Idle is a system call as well, waiting for network. Between fetch() and resultset it is user response time. Tuning will try to reduce this response time.
DB time (session is active) = user response time = cpu and/or wait events
Wait events can be SQL net message to client or from client, PL/SQL lock timer.
cpu time = parse queries, read blocks or sort rows.
- Tuning idea, investigate execution plans.
- Reduce parse queries : use bind variables for similar queries.
- Reduce read blocks : Use indexes for better selectivity for the predicates or use hash join to join many rows.
- Reduce sort row : Do not selet all columns (select *) if not needed.
wait events :
Only count wait events for DB time on foreground sessions. Other processes wait event can be troubleshoot further if needed.
I/O from user session process to shared buffer cache are named db file and the one to PGA are named direct path :
- db file read
- read one block to buffer cache : db file sequential read
- read multiple blocks to buffer cache : db file scattered read, db file parallel read
- db file sequential read
- single block read. waits is the throughtput of single block reads (divided by elapsed time for IOPS). wait average time is the latency to read 8k.
- physical reads si the number of blocks, physical IO request is the number of IO calls
For average time : look at the storage, get faster disk nvme, …
If count is too high : better execution plan, larger buffer cache or PGA, …
ASH viewer can be downloaded if no diagnostic license.
application wait class : locks
log file sync = commit wait
- average time is too high : reduce queue length, get faster disks
- count is too high : avoid row by row commit, use no logging operation, look at nowait
system I/O comes in major cases from background processes, backups running, contention on control file write (due to multiplexing), too many log switches
Tools : SQL trace, tkprof, v$ views
Following picture is a nice conclusion to summary wait events. I like it… 😉

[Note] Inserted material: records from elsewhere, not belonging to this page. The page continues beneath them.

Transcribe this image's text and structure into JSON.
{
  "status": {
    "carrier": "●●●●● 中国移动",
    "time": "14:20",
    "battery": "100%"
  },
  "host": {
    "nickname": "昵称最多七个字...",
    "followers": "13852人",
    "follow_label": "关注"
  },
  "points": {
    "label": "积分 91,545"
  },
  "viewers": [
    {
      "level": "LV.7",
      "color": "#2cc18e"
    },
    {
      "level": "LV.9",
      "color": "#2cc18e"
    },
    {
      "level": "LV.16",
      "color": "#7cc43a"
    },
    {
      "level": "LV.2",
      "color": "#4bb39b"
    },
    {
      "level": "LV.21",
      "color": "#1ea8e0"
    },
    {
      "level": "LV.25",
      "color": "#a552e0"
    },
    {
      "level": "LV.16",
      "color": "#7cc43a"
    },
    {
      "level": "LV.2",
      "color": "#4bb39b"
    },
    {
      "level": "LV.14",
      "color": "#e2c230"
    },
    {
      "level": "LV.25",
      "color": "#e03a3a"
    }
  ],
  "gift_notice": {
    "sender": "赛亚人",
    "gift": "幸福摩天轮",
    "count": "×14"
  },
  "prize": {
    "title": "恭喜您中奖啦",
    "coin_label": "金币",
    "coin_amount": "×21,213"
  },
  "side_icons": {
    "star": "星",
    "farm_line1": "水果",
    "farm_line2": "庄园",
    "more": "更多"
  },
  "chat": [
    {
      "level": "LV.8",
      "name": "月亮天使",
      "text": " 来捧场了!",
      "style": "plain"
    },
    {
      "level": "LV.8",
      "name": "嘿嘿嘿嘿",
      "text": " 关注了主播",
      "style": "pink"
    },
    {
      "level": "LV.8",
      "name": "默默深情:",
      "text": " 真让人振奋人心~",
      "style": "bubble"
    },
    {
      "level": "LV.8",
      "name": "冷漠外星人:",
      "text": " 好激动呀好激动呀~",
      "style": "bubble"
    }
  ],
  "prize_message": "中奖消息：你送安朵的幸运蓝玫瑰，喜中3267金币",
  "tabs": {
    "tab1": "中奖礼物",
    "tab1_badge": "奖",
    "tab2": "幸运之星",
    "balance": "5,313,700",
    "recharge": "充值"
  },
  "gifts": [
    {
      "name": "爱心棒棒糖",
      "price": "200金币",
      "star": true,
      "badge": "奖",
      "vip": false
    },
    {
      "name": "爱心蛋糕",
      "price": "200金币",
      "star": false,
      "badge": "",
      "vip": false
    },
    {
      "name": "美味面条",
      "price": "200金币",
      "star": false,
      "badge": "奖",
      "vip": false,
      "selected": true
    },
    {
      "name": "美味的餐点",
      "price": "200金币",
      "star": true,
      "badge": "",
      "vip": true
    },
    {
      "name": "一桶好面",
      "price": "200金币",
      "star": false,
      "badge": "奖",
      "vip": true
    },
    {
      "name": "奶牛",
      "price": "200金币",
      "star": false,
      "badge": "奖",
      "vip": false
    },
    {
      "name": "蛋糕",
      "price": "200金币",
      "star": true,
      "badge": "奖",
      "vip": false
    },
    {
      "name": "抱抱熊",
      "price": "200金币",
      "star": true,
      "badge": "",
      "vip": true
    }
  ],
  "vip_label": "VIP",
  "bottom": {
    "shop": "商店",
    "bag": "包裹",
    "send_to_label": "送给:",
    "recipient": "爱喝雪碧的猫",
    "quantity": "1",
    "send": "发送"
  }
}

This POUG event was a really great event and I would encourage anybody to participate to the next one. Sessions were really interesting with high technical level. Been busy tomorrow I will unfortunately not be able to participate to day 2. Thanks POUG staff team to organize this event! Well done!